→ **REQUIREMENT**
Please copy out all lines of the entries that contain the word "JSON".

→ **Excerpts from an interface dataset**
################

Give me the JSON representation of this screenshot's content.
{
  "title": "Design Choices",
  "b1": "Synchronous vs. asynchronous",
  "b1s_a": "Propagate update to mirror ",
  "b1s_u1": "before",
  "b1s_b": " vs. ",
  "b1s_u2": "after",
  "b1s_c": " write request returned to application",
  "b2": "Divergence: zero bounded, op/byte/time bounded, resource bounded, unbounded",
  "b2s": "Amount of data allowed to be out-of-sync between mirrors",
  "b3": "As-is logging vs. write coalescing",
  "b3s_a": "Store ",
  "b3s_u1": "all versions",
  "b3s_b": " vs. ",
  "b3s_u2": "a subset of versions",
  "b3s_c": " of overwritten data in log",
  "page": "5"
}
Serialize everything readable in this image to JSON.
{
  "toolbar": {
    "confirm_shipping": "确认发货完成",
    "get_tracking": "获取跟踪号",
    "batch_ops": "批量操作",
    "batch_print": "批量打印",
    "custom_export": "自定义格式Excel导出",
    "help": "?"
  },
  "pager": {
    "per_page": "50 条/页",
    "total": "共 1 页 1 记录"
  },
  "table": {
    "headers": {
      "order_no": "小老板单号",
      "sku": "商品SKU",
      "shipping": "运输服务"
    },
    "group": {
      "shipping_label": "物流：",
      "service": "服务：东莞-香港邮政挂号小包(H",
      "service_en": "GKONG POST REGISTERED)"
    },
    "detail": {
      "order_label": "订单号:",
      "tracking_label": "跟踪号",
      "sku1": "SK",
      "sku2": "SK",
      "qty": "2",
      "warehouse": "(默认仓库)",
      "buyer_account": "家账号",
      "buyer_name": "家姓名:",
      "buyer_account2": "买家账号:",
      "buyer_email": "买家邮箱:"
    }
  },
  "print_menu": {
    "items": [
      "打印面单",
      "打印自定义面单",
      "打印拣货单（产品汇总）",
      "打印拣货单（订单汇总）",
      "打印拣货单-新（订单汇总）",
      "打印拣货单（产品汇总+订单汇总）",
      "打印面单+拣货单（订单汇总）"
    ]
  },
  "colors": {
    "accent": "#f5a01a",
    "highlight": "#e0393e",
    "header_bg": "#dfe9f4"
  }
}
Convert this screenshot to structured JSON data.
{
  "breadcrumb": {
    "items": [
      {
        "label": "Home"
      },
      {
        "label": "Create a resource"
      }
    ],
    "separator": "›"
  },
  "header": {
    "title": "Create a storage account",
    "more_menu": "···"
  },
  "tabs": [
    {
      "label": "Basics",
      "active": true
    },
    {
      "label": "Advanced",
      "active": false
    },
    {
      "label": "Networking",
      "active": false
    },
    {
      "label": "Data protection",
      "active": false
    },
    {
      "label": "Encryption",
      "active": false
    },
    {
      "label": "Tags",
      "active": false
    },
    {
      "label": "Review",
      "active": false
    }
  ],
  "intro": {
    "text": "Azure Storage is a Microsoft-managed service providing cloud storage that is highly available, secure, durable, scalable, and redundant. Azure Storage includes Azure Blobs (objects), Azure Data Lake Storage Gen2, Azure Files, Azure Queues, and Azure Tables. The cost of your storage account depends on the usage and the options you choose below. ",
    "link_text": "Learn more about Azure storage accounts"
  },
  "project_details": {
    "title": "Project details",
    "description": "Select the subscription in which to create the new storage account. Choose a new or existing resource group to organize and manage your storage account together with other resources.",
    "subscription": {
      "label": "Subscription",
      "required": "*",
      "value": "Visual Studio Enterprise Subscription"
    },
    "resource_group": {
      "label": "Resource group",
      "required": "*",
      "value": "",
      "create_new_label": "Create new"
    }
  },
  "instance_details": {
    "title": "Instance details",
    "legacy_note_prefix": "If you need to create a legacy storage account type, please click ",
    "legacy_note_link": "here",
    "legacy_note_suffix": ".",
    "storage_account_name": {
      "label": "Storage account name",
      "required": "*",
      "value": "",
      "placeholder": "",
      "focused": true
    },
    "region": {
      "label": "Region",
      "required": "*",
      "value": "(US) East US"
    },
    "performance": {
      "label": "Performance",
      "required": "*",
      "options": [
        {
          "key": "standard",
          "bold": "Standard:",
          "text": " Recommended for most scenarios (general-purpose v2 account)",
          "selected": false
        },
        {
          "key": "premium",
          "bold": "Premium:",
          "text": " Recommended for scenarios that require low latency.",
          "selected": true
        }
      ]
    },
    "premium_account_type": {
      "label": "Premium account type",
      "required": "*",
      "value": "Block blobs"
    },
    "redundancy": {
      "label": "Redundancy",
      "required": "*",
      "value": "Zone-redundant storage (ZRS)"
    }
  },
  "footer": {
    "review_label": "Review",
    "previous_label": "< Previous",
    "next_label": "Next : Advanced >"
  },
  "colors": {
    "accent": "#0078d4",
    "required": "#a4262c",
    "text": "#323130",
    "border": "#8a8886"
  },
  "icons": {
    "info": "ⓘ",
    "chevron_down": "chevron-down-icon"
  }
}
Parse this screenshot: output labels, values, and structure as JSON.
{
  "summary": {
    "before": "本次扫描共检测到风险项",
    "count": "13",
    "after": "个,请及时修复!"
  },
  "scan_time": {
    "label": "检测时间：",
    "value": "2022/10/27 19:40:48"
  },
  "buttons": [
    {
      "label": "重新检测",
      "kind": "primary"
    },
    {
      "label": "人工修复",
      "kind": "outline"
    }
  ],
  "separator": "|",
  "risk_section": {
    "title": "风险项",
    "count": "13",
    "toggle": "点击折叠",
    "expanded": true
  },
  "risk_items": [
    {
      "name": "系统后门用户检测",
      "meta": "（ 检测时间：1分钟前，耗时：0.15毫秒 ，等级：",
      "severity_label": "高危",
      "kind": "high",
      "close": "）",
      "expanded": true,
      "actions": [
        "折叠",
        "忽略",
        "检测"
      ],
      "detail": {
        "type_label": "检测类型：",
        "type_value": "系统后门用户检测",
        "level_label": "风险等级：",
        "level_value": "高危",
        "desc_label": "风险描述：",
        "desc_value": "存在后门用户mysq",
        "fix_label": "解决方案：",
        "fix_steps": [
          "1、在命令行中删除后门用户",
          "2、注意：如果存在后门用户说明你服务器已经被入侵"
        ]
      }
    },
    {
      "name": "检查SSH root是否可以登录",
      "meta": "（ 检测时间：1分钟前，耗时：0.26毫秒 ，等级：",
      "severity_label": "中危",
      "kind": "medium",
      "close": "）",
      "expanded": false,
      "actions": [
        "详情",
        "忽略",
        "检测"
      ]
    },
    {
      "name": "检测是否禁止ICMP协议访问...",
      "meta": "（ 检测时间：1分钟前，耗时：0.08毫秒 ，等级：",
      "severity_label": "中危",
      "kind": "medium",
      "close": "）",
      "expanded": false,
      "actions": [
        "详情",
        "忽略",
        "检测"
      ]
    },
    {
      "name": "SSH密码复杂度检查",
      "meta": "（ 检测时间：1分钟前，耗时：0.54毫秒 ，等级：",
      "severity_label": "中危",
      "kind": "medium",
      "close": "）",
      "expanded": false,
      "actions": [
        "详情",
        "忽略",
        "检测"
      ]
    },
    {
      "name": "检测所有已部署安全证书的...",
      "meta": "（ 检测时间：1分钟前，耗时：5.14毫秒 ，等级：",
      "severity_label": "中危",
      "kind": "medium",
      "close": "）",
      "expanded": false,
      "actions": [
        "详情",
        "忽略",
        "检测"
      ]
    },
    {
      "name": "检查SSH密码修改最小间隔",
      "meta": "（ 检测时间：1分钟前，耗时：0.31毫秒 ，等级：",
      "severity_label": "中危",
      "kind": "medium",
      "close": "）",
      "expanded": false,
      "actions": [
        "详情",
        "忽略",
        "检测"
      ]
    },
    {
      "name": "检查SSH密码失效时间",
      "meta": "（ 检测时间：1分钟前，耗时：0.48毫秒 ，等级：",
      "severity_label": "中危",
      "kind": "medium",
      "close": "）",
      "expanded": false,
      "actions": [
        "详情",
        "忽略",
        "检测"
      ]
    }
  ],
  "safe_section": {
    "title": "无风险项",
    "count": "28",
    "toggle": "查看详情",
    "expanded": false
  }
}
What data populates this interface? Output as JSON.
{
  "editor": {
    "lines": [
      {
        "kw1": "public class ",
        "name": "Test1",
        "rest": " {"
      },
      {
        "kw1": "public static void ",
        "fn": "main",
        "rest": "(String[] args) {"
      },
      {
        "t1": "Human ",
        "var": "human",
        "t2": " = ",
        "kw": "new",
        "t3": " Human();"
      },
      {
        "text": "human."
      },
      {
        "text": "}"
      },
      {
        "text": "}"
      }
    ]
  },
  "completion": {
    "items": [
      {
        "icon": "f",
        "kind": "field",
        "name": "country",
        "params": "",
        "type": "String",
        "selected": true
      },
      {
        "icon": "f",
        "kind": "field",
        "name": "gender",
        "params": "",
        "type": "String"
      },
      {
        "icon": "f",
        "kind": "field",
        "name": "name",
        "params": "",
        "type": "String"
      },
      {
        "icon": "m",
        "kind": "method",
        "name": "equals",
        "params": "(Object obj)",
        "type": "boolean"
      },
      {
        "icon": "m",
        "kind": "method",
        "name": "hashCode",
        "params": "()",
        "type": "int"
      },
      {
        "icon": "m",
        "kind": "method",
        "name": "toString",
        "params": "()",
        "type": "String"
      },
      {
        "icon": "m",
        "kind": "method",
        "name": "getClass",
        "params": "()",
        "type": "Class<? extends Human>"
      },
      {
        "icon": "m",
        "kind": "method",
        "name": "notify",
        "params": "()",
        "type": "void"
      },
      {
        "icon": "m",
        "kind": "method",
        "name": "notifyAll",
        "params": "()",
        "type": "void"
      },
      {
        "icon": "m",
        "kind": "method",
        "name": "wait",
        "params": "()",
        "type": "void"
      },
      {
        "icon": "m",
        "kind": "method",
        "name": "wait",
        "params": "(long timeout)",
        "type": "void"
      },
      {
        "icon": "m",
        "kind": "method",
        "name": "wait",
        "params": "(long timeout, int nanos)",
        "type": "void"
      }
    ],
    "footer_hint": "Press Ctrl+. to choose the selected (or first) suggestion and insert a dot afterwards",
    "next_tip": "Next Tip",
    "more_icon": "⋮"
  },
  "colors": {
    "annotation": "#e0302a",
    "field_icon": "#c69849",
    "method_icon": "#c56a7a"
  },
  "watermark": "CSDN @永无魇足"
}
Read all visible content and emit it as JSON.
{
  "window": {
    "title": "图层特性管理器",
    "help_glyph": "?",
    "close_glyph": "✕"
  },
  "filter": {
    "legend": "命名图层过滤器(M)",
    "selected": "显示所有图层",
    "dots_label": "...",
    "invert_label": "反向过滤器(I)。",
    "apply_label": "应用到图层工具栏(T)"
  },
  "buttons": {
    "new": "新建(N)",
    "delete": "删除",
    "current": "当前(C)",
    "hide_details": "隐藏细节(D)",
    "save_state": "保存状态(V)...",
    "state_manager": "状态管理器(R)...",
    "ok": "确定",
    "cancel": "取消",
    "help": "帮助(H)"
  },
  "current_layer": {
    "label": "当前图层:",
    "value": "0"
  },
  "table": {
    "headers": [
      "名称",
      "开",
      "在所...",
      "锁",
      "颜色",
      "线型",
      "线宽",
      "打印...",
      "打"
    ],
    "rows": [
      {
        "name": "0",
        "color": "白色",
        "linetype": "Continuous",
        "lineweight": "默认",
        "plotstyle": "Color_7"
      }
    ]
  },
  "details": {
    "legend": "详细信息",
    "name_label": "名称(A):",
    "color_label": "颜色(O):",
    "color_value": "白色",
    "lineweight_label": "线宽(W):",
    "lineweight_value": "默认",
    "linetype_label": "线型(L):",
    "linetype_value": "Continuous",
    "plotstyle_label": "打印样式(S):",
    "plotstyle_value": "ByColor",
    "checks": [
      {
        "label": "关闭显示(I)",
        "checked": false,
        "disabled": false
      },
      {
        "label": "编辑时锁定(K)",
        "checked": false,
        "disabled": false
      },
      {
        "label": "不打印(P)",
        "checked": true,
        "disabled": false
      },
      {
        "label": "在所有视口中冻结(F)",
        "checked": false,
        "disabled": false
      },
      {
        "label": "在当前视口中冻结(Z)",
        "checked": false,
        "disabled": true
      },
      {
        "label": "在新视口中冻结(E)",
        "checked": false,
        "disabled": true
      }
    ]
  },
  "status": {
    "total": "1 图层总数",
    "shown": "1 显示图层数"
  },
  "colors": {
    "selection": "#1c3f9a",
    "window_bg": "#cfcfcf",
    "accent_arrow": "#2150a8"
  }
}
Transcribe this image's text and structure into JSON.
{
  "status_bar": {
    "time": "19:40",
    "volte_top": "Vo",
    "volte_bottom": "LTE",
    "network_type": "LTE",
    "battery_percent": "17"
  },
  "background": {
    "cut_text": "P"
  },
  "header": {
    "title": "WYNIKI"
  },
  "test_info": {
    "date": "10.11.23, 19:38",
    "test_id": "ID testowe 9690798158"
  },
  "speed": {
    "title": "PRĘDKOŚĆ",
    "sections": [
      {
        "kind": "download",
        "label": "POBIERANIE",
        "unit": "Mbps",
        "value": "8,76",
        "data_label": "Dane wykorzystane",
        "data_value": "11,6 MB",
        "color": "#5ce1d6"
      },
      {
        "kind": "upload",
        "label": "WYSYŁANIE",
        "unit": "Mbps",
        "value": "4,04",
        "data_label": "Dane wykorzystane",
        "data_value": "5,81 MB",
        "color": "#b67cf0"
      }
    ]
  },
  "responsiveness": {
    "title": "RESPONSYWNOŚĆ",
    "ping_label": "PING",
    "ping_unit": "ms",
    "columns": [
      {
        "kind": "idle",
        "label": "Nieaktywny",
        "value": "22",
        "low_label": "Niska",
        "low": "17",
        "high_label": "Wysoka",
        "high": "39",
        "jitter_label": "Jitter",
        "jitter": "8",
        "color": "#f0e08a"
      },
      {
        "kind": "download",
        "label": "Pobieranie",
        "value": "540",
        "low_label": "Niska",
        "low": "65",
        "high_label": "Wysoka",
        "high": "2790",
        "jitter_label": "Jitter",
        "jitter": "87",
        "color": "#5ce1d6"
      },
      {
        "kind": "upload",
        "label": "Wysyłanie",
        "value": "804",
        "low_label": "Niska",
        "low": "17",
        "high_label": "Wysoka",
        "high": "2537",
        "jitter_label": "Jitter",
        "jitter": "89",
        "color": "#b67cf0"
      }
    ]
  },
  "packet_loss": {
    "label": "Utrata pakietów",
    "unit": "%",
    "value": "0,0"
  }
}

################

→ **WRITTEN ANSWER**
Give me the JSON representation of this screenshot's content.
Serialize everything readable in this image to JSON.
Convert this screenshot to structured JSON data.
Parse this screenshot: output labels, values, and structure as JSON.
What data populates this interface? Output as JSON.
Read all visible content and emit it as JSON.
Transcribe this image's text and structure into JSON.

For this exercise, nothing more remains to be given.